Study Probes Seasonal Variation in Longline Catch of Marker Bigeye Tuna

A key goal of NOAA Fisheries is to sustain the economic viability of fisheries while ensuring the conservation of protected species that are vital components of the marine ecosystem. To achieve this goal, NOAA researchers are working with the fishing industry and conservationists to find ways to reduce the incidental mortality of protected species accidentally caught in fishing gear. The Hawaii-based deep-set longline fleet that targets valuable bigeye tuna (Thunnus obesus) also hooks false killer whales (FKW, Pseudorca crassidens) on rare occasions; small numbers of FKW are recorded in the fishery's bycatch by scientific observers monitoring the operations on selected longline fishing trips.

Because false killer whales are much larger than bigeye tuna, weak-hook technology can be used to promote the release or escape of FKW while allowing retention of the tuna. In 2010, the FKW Take Reduction Team assembled by NOAA Fisheries recommended measures for reducing the incidental mortality and serious injury of false killer whales in Hawaii-based longline fisheries and advocated research to evaluate the use of weak hooks on FKW bycatch rates and target species catch rates. Accordingly, field trials were planned to compare the catch of bigeye tuna and bycatch of other species using normal hooks ("control" hooks) versus weaker circle hooks (experimental hooks). The experiments were conducted and results reported in 2011. Although no significant differences in the catch of bigeye tuna were found between stronger and weaker hooks, there may have been limitations to these inferences because trials were not conducted during the spring when larger bigeye tuna are available to the fishery and when loss of larger fish would have a greater economic impact on the fleet. Therefore, a study was undertaken by PIFSC scientists to evaluate the effects of season on the catch of large (≥ 100 lb) bigeye tuna (so-called 'marker' tuna) and their value to the fishery.

Percentage contributions of marker fish (fish ≥ 100 lb) to the total number of bigeye tuna caught by the Hawaii-based 
               deep-set longline fishery during 2005-2009, and the associated revenue.  (A) annual percentage of catch number; (B) annual 
               percentage of catch revenue; (C) average monthly percentage of catch number; and (D) average monthly percentage of catch 
               revenue.  Source: Hawaii Marine Dealer data.
Percentage contributions of marker fish (fish ≥ 100 lb) to the total number of bigeye tuna caught by the Hawaii-based deep-set longline fishery during 2005-2009, and the associated revenue. (A) annual percentage of catch number; (B) annual percentage of catch revenue; (C) average monthly percentage of catch number; and (D) average monthly percentage of catch revenue. Source: Hawaii Marine Dealer data.

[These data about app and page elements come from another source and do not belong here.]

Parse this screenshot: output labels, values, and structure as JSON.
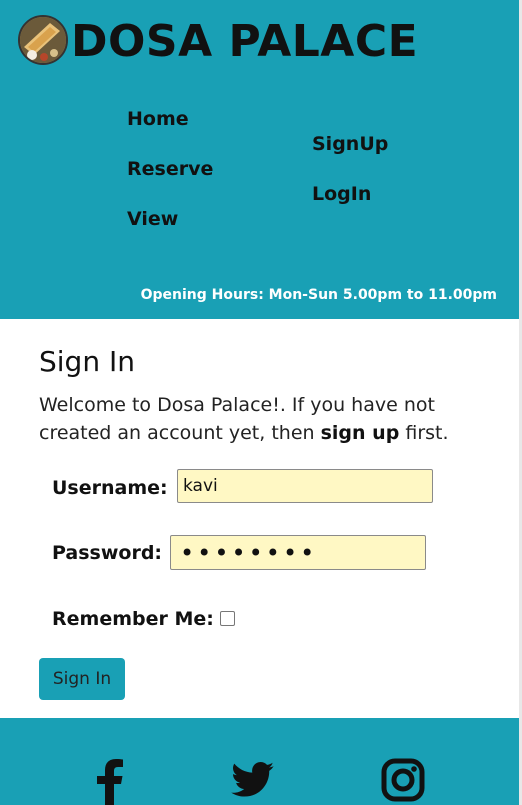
{
  "header": {
    "brand": "DOSA PALACE",
    "nav": {
      "home": "Home",
      "reserve": "Reserve",
      "view": "View",
      "signup": "SignUp",
      "login": "LogIn"
    },
    "hours": "Opening Hours: Mon-Sun 5.00pm to 11.00pm"
  },
  "form": {
    "title": "Sign In",
    "welcome_prefix": "Welcome to Dosa Palace!. If you have not created an account yet, then ",
    "welcome_bold": "sign up",
    "welcome_suffix": " first.",
    "username_label": "Username:",
    "username_value": "kavi",
    "password_label": "Password:",
    "password_masked": "••••••••",
    "remember_label": "Remember Me:",
    "remember_checked": false,
    "submit_label": "Sign In"
  },
  "footer": {
    "icons": [
      "facebook-icon",
      "twitter-icon",
      "instagram-icon"
    ]
  },
  "colors": {
    "header_bg": "#19a0b5",
    "input_bg": "#fff8c4",
    "hours_text": "#ffffff"
  }
}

Records of the number, weight, and ex-vessel sales price of landed tuna reported to the State of Hawaii by Hawaii marine fish dealers (Hawaii Marine Dealer data) during the 2005-2009 period were analyzed. The data were used to describe seasonal variability in the size of bigeye tuna and the ex-vessel revenue ($US) derived from the large 'marker' fish. The study also computed potential economic impacts associated with various assumptions about reduced catches of bigeye tuna by size category of fish.

The study reached several key conclusions: